Penn in the News

Boston Herald — October 18, 2004
Larina Kase, counseling psychotherapist, says soft addictions can be a healthy thing but become a problem when they get in the way of work, relationships or problems.
Philadelphia Inquirer — October 18, 2004
Arthur Caplan, director of the Center for Bioethics, says scientists believe stem cells can be used to help find cures for such conditions as diabetes, Parkinson's, spinal cord injuries and Alzheimer's.
Boston Globe — October 12, 2004
Ruben Gur, psychology professor, says adolescents are capable of complex thoughts, it just takes longer for them to consider the outcome compared to an adult.
Pittsburgh Post Gazette — October 12, 2004
Dennis Culhane, associate professor of social welfare policy, comments on the 10-year federal plan to end homelessness.
New York Times — October 8, 2004
Lee Stetson, dean of admissions, explains how major changes in attitudes among Penn students in recent years; a reflection of the University's rise in prestige and popularity.
New York Times — October 7, 2004
Stephen Hoch, marketing professor, says slow retail activity in September reflects an economy which is growing only slowly.
Washington Post — October 6, 2004
Kathleen Hall Jamieson, director of the Annenberg Public Policy Center, discusses voters who are for and against President Bush as well as those undecided.
Philadelphia Inquirer — October 6, 2004
Neil Fishman, associate professor of infectious diseases, says everyone was caught off guard by late and insufficient amounts of flu vaccine."
New York Times — October 6, 2004
Rexford Ahima, assistant professor, suggests that leptin might be a fertility treatment because it is the signal that instructs the brain to control menstruation.
Baltimore Sun — October 5, 2004
Kathryn Dunn Tenpas, associate director of the Washington Program, says voters rarely pay attention to vice presidential candidates but this year could be different.
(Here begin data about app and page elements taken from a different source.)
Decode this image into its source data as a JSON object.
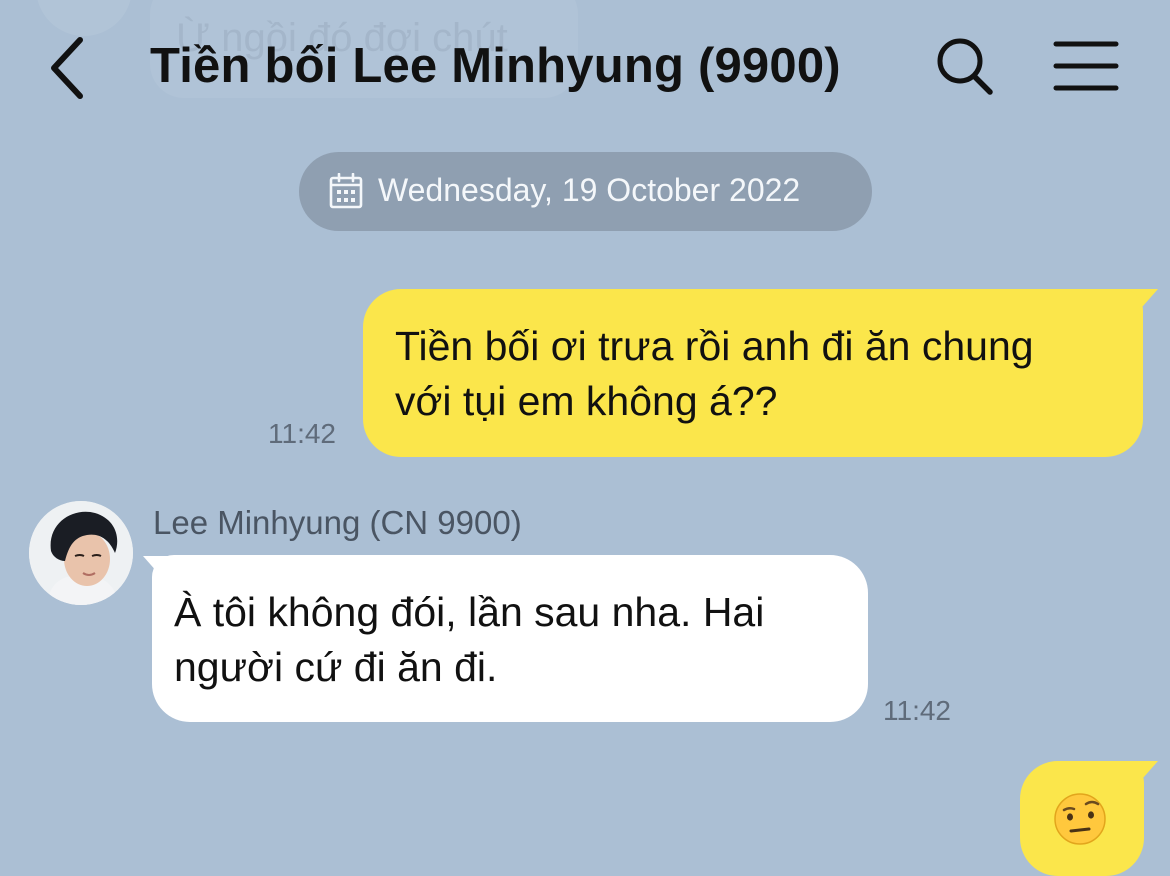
{
  "header": {
    "title": "Tiền bối Lee Minhyung (9900)",
    "back_icon": "chevron-left-icon",
    "search_icon": "search-icon",
    "menu_icon": "menu-icon"
  },
  "background_message": {
    "text": "Ừ ngồi đó đợi chút"
  },
  "date_separator": {
    "icon": "calendar-icon",
    "text": "Wednesday, 19 October 2022"
  },
  "messages": [
    {
      "direction": "sent",
      "lines": [
        "Tiền bối ơi trưa rồi anh đi ăn chung",
        "với tụi em không á??"
      ],
      "time": "11:42",
      "bubble_color": "#fbe64b"
    },
    {
      "direction": "received",
      "sender": "Lee Minhyung (CN 9900)",
      "lines": [
        "À tôi không đói, lần sau nha. Hai",
        "người cứ đi ăn đi."
      ],
      "time": "11:42",
      "bubble_color": "#ffffff"
    },
    {
      "direction": "sent",
      "emoji": "face-with-raised-eyebrow",
      "bubble_color": "#fbe64b"
    }
  ],
  "colors": {
    "background": "#abbfd4",
    "sent_bubble": "#fbe64b",
    "received_bubble": "#ffffff",
    "date_pill": "#8f9fb1",
    "time_text": "#5f6b7a"
  }
}
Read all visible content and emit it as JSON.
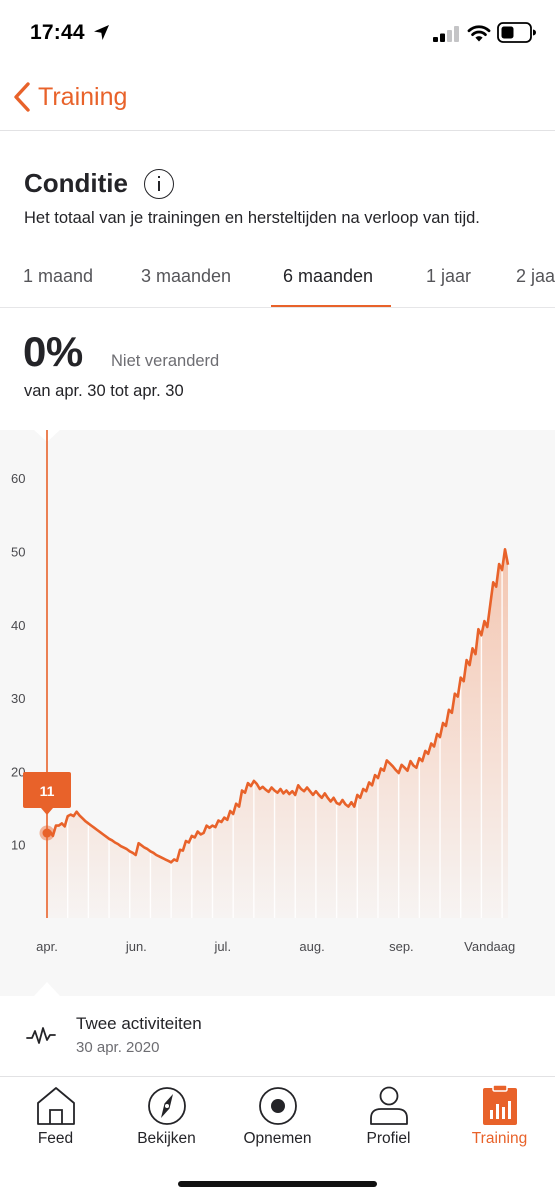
{
  "status_bar": {
    "time": "17:44"
  },
  "nav": {
    "back_label": "Training"
  },
  "header": {
    "title": "Conditie",
    "subtitle": "Het totaal van je trainingen en hersteltijden na verloop van tijd."
  },
  "tabs": [
    {
      "label": "1 maand",
      "active": false
    },
    {
      "label": "3 maanden",
      "active": false
    },
    {
      "label": "6 maanden",
      "active": true
    },
    {
      "label": "1 jaar",
      "active": false
    },
    {
      "label": "2 jaar",
      "active": false
    }
  ],
  "summary": {
    "value": "0%",
    "change": "Niet veranderd",
    "range": "van apr. 30 tot apr. 30"
  },
  "colors": {
    "accent": "#e8622a",
    "text": "#242428",
    "muted": "#6d6d72"
  },
  "chart_data": {
    "type": "area",
    "ylim": [
      0,
      65
    ],
    "y_ticks": [
      10,
      20,
      30,
      40,
      50,
      60
    ],
    "x_tick_labels": [
      "apr.",
      "jun.",
      "jul.",
      "aug.",
      "sep.",
      "Vandaag"
    ],
    "x_tick_positions": [
      0,
      31,
      61,
      92,
      123,
      154
    ],
    "selected_index": 0,
    "selected_label": "11",
    "series": [
      {
        "values": [
          12,
          11.8,
          11.2,
          12.6,
          12.6,
          12.9,
          12.5,
          13.9,
          14.1,
          13.9,
          14.5,
          14,
          13.6,
          13.2,
          12.9,
          12.6,
          12.3,
          12,
          11.7,
          11.4,
          11.1,
          10.8,
          10.6,
          10.3,
          10.1,
          9.8,
          9.6,
          9.4,
          9.1,
          8.9,
          8.6,
          10.2,
          9.9,
          9.6,
          9.4,
          9.1,
          8.9,
          8.6,
          8.4,
          8.2,
          8,
          7.8,
          7.6,
          8,
          7.8,
          9.3,
          9.2,
          10.5,
          10.3,
          11.2,
          11,
          11.8,
          11.4,
          11.6,
          12.6,
          12.3,
          12.6,
          12.4,
          13.3,
          13.1,
          13.7,
          13.4,
          14.6,
          14.2,
          15.6,
          15.2,
          17.4,
          17.1,
          18.4,
          18,
          18.7,
          18.3,
          17.6,
          17.9,
          17.5,
          17.2,
          17.8,
          17.4,
          17.1,
          17.6,
          17,
          17.4,
          16.9,
          17.3,
          16.8,
          18.1,
          17.6,
          17.3,
          17.8,
          17.3,
          16.8,
          17.3,
          16.8,
          16.4,
          17,
          16.4,
          15.9,
          16.4,
          15.7,
          15.5,
          16.1,
          15.5,
          15.2,
          15.8,
          15.2,
          16.8,
          16.4,
          17.6,
          17.3,
          18.5,
          18.1,
          19.5,
          19.1,
          20.4,
          20.1,
          21.5,
          21.1,
          20.7,
          20.2,
          19.8,
          20.9,
          20.5,
          20.1,
          21.4,
          20.8,
          20.5,
          21.8,
          21.4,
          22.8,
          22.4,
          23.8,
          23.4,
          25.1,
          24.7,
          26.6,
          26.2,
          28.4,
          28,
          30.6,
          30.2,
          32.8,
          32.3,
          35.2,
          34.5,
          36.8,
          36,
          39.4,
          38.6,
          40.5,
          39.7,
          42.8,
          45.8,
          45.2,
          48.3,
          47.5,
          50.3,
          48.2
        ],
        "x_start_date": "2020-04-30"
      }
    ]
  },
  "activity": {
    "title": "Twee activiteiten",
    "date": "30 apr. 2020"
  },
  "tabbar": [
    {
      "label": "Feed",
      "icon": "home-icon",
      "active": false
    },
    {
      "label": "Bekijken",
      "icon": "compass-icon",
      "active": false
    },
    {
      "label": "Opnemen",
      "icon": "record-icon",
      "active": false
    },
    {
      "label": "Profiel",
      "icon": "person-icon",
      "active": false
    },
    {
      "label": "Training",
      "icon": "training-chart-icon",
      "active": true
    }
  ]
}
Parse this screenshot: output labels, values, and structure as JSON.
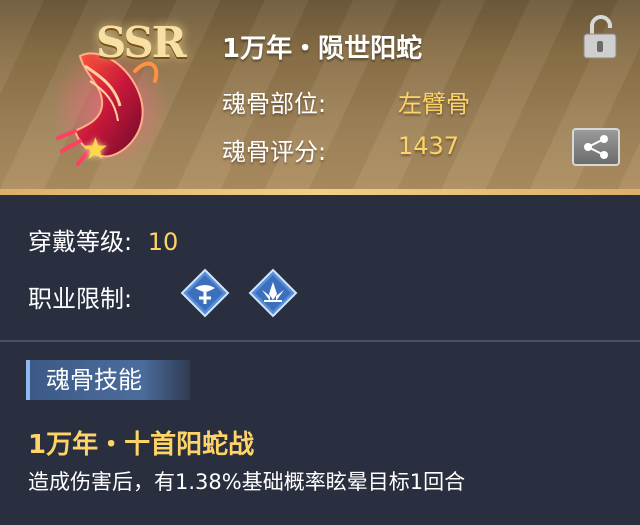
{
  "item": {
    "rarity": "SSR",
    "name": "1万年・陨世阳蛇",
    "stars": "★"
  },
  "attributes": {
    "part_label": "魂骨部位:",
    "part_value": "左臂骨",
    "score_label": "魂骨评分:",
    "score_value": "1437"
  },
  "requirements": {
    "level_label": "穿戴等级:",
    "level_value": "10",
    "class_label": "职业限制:",
    "class_icons": [
      "healer-class-icon",
      "lotus-class-icon"
    ]
  },
  "skill": {
    "section_label": "魂骨技能",
    "name": "1万年・十首阳蛇战",
    "description": "造成伤害后，有1.38%基础概率眩晕目标1回合"
  },
  "colors": {
    "accent": "#ffd466",
    "header_gold": "#a0845a",
    "panel_bg": "#2a2f3f",
    "skill_tag": "#4b6d9d"
  }
}
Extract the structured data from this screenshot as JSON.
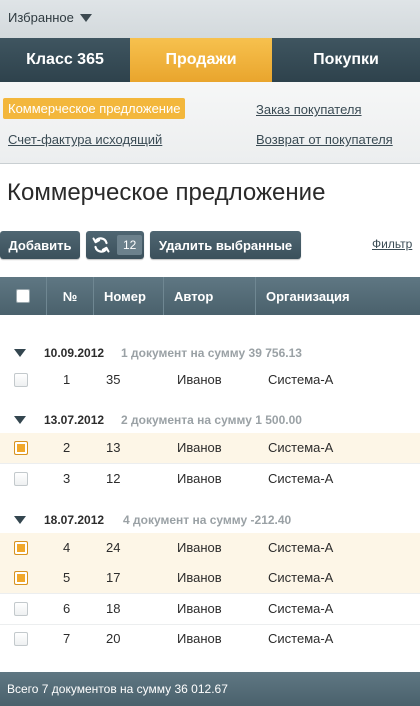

Boston Globe — October 5, 2004
Robert Aronowitz, sociology of medicine professor, suggests there are many things we think of as therapy that have no scientific rationale.
Philadelphia Inquirer — October 4, 2004
Mark V. Pauly,director of the health care systems department, says it is worth trying to expand the federal health plan as a way to help the uninsured.
New York Times — October 1, 2004
Garret FitzGerald, chairman of the Department of Pharmacology, says the withdrawal of Vioxx causes complications for all other drugs in its class.
Boston Globe — September 30, 2004
Michael Eric Dyson, professor of African American studies, comments on the departures from Harvard's African American studies program.
New York Times — September 23, 2004
Kathleen Hall Jamieson, director of the Annenberg Public Policy Center, says Democrats and Republicans are now even on the advertisement playing field.
Philadelphia Inquirer — September 22, 2004
According to Nancy Steim, assoicate dean of the Graduate School of Education, the reason for the Penn Alexander school is to give the neighborhood children a high quality education.
Philadelphia Inquirer — September 22, 2004
In the last decade, Penn has invested more than $300 million in real estate projects around the perimeter of campus, hoping to build bridges with the community.
New York Times — September 21, 2004
Peter Cappelli, management professor, says people once believed if they worked for an airline they would live like millionaires.
Philadelphia Inquirer — September 17, 2004
Kathleen Hall Jamieson, director of the Annenberg Public Policy Center, says that with every major journalistic outlet chasing this story, independent examination is effectively going on already.
Cincinnati Post — September 15, 2004
Barbara Kahn, marketing professor, says the downside of the Pontiac give-away on "Oprah" is that, once you do something to wow people, they come to expect it,